The former Stanford University student and swimmer made headlines in March, 2016 when he was given a six-month sentence after being convicted of sexually assaulting an unconscious woman outside of a frat party on January 18, 2015.
The case reignited the debate around sexual assault on campus in the USA, especially as a number of Turner's family and friends came forward to defend him and were accused of victim-blaming in the process.
Turner was eventually convicted of three felony sexual assault charges, including assault with intent to commit rape of an intoxicated woman and sexually penetrating an unconscious person with a foreign object, and faced a maximum of 10 years behind bars.
Turner's request for a new trial, first reported in the San Jose Mercury, hangs on a statement that a prosecutor tainted the jury by repeatedly saying the assault occurred "behind the dumpster". The legal team is also disputing the location of the assault, saying that it didn't happen behind a dumpster at all, but in a "completely open setting".
The assault, Turner's lawyers argue, did not occur "behind the dumpster". Lawyers say this inaccuracy amounted to prosecutorial misconduct.
The brief also argues due process was deprived by the prosecution's "failure to present constitutionally sufficient evidence as to any of the three counts of conviction".
Turner's lawyer, Eric Multhaup, said he had nothing to add about "the unfairness of the conviction" beyond the court filing.
Former Stanford student Brock Turner, whose six month sentence for rape previous year outraged many around the world, has launched an appeal against his conviction.
If the Sixth District Court of Appeal grants Turner's request to reverse his convictions, the case would be retried in Santa Clara County and overseen by a judge other than Persky. They further state that they do not believe what happened was a crime. "His conviction will be upheld".
"You don't know me, but you've been inside me, and that's why we're here today", she began before detailing the affect the incident had had on her life.

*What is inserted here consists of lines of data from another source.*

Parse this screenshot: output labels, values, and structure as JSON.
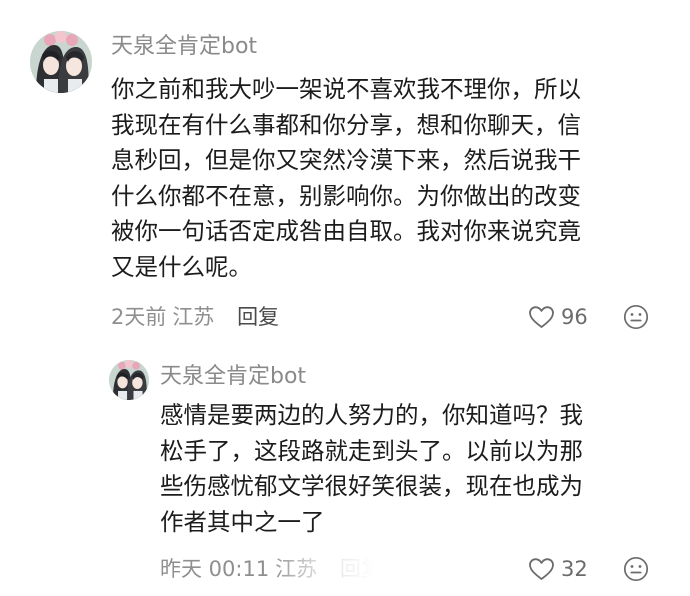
{
  "comments": [
    {
      "username": "天泉全肯定bot",
      "lines": [
        "你之前和我大吵一架说不喜欢我不理你，所以",
        "我现在有什么事都和你分享，想和你聊天，信",
        "息秒回，但是你又突然冷漠下来，然后说我干",
        "什么你都不在意，别影响你。为你做出的改变",
        "被你一句话否定成咎由自取。我对你来说究竟",
        "又是什么呢。"
      ],
      "time": "2天前",
      "location": "江苏",
      "reply_label": "回复",
      "likes": "96",
      "like_icon": "heart-outline-icon",
      "more_icon": "emoji-icon"
    },
    {
      "username": "天泉全肯定bot",
      "lines": [
        "感情是要两边的人努力的，你知道吗？我",
        "松手了，这段路就走到头了。以前以为那",
        "些伤感忧郁文学很好笑很装，现在也成为",
        "作者其中之一了"
      ],
      "time": "昨天 00:11",
      "location": "江苏",
      "reply_label": "回复",
      "likes": "32",
      "like_icon": "heart-outline-icon",
      "more_icon": "emoji-icon"
    }
  ],
  "colors": {
    "username": "#8a8a8a",
    "body": "#1c1c1c",
    "meta": "#8f8f8f"
  }
}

"Nothing can ever roll back (the victim's) legacy of raising the world's awareness about sexual assault". She said it wasn't until she was asked to sign papers that said "Rape Victim" that she had any idea of what had happened, and later found out from a news article the state that she was found in - unconscious with her hair dishevelled, dress pulled over her shoulders and naked from the waist down with legs spread apart.